What is the last thing you’d want to drink before you die?
It’s not the Cosmopolitan. Once this woman came in and said, “I want something with whiskey and bitters.” Oh, that’s easy enough. “Not just bitters, but amaro. Do you know what amaro is?” Yes, I think I’m familiar with the concept, thank you. The particular thing I was messing around with at the time was the China-China from Bigallet, which I knew and loved. I had been playing with Suze on some things. Other than that, you’ve got sweet vermouth and whiskey, and that’s a no-brainer. And then swapping in the China-China. That’s just a take on the Manhattan. But put an equal part of Suze in there, and you’ve got something vinous. Something sweet. Something bitter. This woman loved it and said, “Oh my god, what do you call this?” I said, “Up to you.” She said, “I call it The Erin.” I thought, Oh no, don’t tell me your name’s Erin? That’s the worst. I hate that. I’ll come up with something else later. But of course I never did.
Look, if you’re about to kick and you’re looking back on your life, you want something to bring you back in—something that’s going to take in all the facets. The Erin is a big drink that’s just swirling with complexity, with all kinds of big flavors and aromatics. My father was a huge fan of brandy, and when he was on his deathbed, I brought him a 1951 Cognac from Delamain. The year he came to America from Italy was 1951. He was incredibly ill when we busted into it at his bedside with my sisters and my brothers gathered around, but he was so game about it. He took on this very strong spirit when he was so sick. I was very much brought back down to Earth by my father’s death. It really brought it home. You know that people die, but when you see your father die in front of you, you understand that you’re going to die. If I’m on my deathbed, I’m sure going to have something strong. You’re looking back on your life, so I would want something strong, sweet, and bitter.

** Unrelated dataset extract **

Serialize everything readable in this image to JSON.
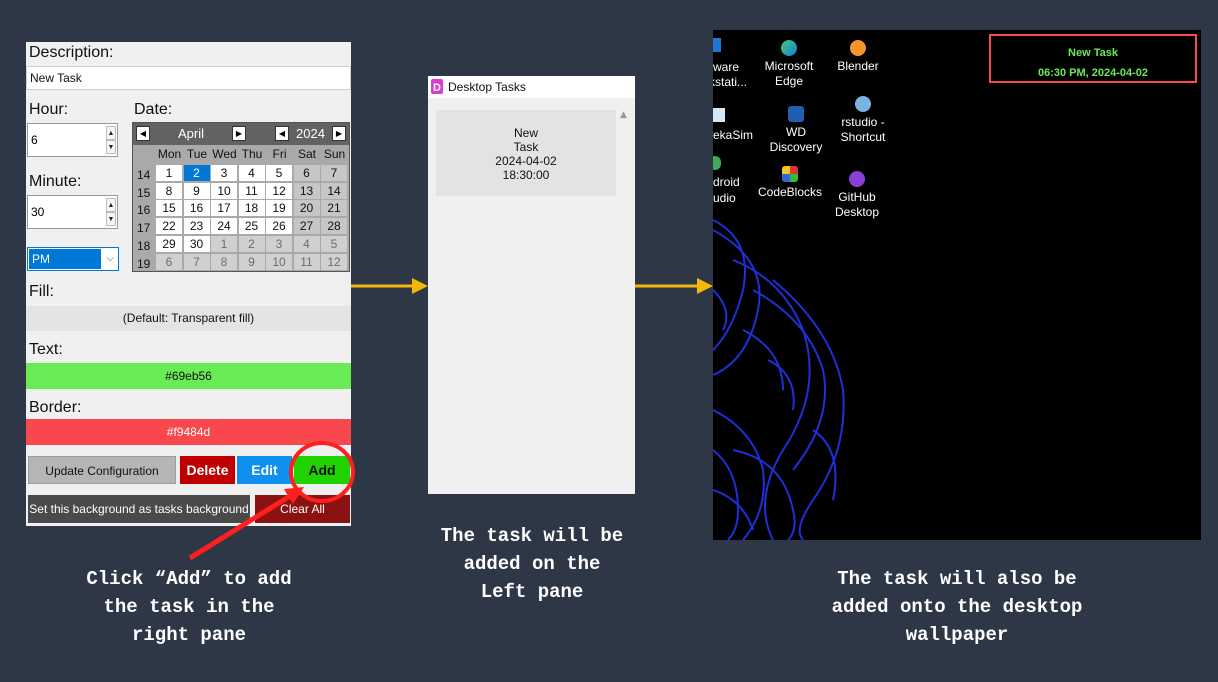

- 2 oz New York Distilling Company Ragtime Rye
- .5 oz Bigallet China-China Amer Liqueur
- .5 oz Suze
- .5 oz Sweet vermouth (preferably equal parts Cinzano Rosso and Carpano Antica Formula)
- 5 dashes St. Elizabeth Allspice Dram
- Glass: Double Old-Fashioned
- Garnish: Lemon twist and orange twist
Add the rye, China-China, Suze, vermouth, and allspice dram to a mixing glass and fill with ice. Stir until chilled and strain into a double old-fashioned glass over a large ice cube. Garnish with the lemon twist and orange twist.
Reprinted with permission from Last Call: Bartenders on Their Final Drink and the Wisdom and Rituals of Closing Time, by Brad Thomas Parsons, copyright © 2019. Published by Ten Speed Press, a division of Penguin Random House, LLC.
Photographs copyright © 2019 by Ed Anderson.